Bubonitsy, Russia • Russian hunters have long been in the habit of rousting hibernating bears from their winter dens, shooting them for their pelts and meat, and leaving the cubs to starve or freeze to death. But Valentin Pazhetnov has a method of keeping the little ones alive and returning them to nature.
The secret, the Russian biologist says, is minimal contact with humans, so that the cubs learn to fend for themselves.
“Bear cubs shouldn’t get used to the smell of humans, to human houses ... the human voice,” he told AP Television. “They must avoid people, fear them. This is the only way they can survive in the wild.”
The bears are brought in by volunteers, hunters or people who stumble upon them by chance, and are sheltered at the Bear Rescue and Rehabilitation Program at Bubonitsy, a village 220 miles northwest of Moscow. The program is funded by the U.S.-based International Fund for Animal Welfare.

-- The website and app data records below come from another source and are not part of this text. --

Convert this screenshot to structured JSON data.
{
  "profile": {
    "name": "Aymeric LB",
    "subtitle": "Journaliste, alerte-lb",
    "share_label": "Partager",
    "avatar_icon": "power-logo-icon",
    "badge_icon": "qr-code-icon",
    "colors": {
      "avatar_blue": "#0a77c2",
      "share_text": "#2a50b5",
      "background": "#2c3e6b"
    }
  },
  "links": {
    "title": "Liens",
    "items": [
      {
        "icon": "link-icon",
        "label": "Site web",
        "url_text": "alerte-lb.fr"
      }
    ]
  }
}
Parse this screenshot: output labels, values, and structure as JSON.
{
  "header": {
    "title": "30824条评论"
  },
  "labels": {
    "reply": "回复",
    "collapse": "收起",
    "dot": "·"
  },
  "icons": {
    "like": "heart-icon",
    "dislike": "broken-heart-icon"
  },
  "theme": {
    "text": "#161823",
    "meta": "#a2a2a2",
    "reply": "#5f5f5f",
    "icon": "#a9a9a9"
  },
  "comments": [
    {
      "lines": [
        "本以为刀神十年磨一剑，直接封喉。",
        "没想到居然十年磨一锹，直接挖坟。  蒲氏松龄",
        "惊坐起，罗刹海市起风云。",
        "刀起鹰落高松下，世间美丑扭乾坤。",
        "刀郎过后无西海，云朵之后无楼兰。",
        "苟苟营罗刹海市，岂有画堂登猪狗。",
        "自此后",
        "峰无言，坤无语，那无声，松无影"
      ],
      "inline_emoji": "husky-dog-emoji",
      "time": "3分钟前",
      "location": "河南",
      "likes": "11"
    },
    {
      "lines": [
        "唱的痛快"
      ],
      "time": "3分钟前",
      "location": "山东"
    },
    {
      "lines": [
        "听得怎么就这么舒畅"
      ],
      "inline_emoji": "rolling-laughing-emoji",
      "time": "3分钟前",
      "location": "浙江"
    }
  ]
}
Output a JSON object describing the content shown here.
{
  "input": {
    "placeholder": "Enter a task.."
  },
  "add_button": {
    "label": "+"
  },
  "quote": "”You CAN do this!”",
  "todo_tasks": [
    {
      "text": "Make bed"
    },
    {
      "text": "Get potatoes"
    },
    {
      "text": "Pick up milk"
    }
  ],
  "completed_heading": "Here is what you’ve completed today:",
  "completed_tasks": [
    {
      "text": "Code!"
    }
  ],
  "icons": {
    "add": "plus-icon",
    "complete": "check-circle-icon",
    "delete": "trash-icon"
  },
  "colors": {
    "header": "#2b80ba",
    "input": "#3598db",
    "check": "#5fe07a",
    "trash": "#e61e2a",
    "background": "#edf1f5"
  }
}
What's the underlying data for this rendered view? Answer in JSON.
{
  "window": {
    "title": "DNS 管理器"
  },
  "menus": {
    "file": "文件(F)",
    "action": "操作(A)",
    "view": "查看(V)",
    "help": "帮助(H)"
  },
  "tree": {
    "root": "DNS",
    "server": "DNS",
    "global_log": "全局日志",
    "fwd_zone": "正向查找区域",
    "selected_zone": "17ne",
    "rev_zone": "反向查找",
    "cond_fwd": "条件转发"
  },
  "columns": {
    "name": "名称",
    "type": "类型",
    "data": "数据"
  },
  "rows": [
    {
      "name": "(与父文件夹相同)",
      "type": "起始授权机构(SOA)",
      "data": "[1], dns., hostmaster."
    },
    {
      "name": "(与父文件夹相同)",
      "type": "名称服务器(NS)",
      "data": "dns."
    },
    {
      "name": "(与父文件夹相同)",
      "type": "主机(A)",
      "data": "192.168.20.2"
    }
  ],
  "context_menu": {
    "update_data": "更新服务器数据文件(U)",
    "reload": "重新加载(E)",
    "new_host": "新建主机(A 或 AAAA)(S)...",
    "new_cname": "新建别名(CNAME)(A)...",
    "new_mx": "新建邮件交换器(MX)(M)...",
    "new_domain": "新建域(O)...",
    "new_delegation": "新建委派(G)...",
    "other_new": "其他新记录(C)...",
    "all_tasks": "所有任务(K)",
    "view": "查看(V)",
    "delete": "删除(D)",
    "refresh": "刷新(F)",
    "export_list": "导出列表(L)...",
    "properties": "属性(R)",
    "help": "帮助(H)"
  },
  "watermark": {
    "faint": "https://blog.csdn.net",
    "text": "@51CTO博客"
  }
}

Here Pazhetnov; his wife, Svetlana; son Sergei, two grandchildren; and volunteers raise the cubs in a wooden den, where they live in darkness. The staff wear clothes impregnated with bear odor, deliver food to the animals quickly and refrain from fondling or communicating with them.
In spring, the cubs are moved to larger enclosures, and are released in the autumn.
Pazhetnov says some 200 cubs have been saved since 1996, and he welcomes a nationwide ban on hunting bears in dens that was enacted in March 2011.
He notes that aside from the cruelty involved, the bear is a Russian symbol, so “It was the right step and we are happy that the ban has been signed.”